§ Supplied material

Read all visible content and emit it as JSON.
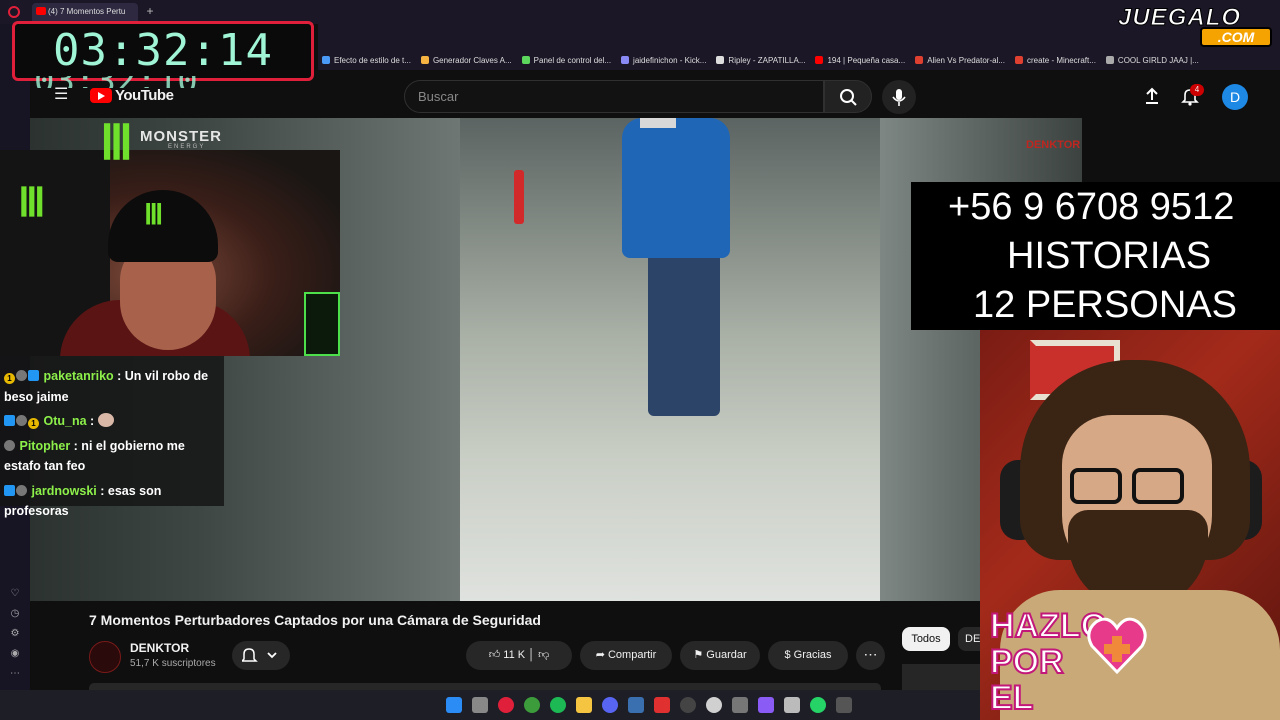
{
  "browser": {
    "tab_title": "(4) 7 Momentos Pertu",
    "bookmarks": [
      {
        "label": "Efecto de estilo de t...",
        "color": "#4a9af5"
      },
      {
        "label": "Generador Claves A...",
        "color": "#f5b342"
      },
      {
        "label": "Panel de control del...",
        "color": "#5cd65c"
      },
      {
        "label": "jaidefinichon - Kick...",
        "color": "#8a8af5"
      },
      {
        "label": "Ripley - ZAPATILLA...",
        "color": "#dddddd"
      },
      {
        "label": "194 | Pequeña casa...",
        "color": "#ff0000"
      },
      {
        "label": "Alien Vs Predator-al...",
        "color": "#e04030"
      },
      {
        "label": "create - Minecraft...",
        "color": "#e04030"
      },
      {
        "label": "COOL GIRLD JAAJ |...",
        "color": "#aaaaaa"
      }
    ]
  },
  "youtube": {
    "wordmark": "YouTube",
    "search_placeholder": "Buscar",
    "notification_count": "4",
    "avatar_letter": "D"
  },
  "video": {
    "title": "7 Momentos Perturbadores Captados por una Cámara de Seguridad",
    "channel_logo_text": "DENKTOR",
    "channel": "DENKTOR",
    "subscribers": "51,7 K suscriptores",
    "likes": "11 K",
    "share": "Compartir",
    "save": "Guardar",
    "thanks": "Gracias",
    "more": "⋯"
  },
  "chips": {
    "all": "Todos",
    "next": "DE"
  },
  "overlay": {
    "timer": "03:32:14",
    "monster_word": "MONSTER",
    "monster_sub": "ENERGY",
    "info_lines": [
      "+56 9 6708 9512",
      "HISTORIAS",
      "12 PERSONAS"
    ],
    "juegalo": "JUEGALO",
    "juegalo_com": ".COM",
    "hazlo_lines": [
      "HAZLO",
      "POR",
      "EL"
    ]
  },
  "chat": [
    {
      "user": "paketanriko",
      "text": ": Un vil robo de beso jaime"
    },
    {
      "user": "Otu_na",
      "text": ":"
    },
    {
      "user": "Pitopher",
      "text": ": ni el gobierno me estafo tan feo"
    },
    {
      "user": "jardnowski",
      "text": ": esas son profesoras"
    }
  ]
}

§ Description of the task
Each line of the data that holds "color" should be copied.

§ Expected answer
        "color": "#4a9af5"
        "color": "#f5b342"
        "color": "#5cd65c"
        "color": "#8a8af5"
        "color": "#dddddd"
        "color": "#ff0000"
        "color": "#e04030"
        "color": "#e04030"
        "color": "#aaaaaa"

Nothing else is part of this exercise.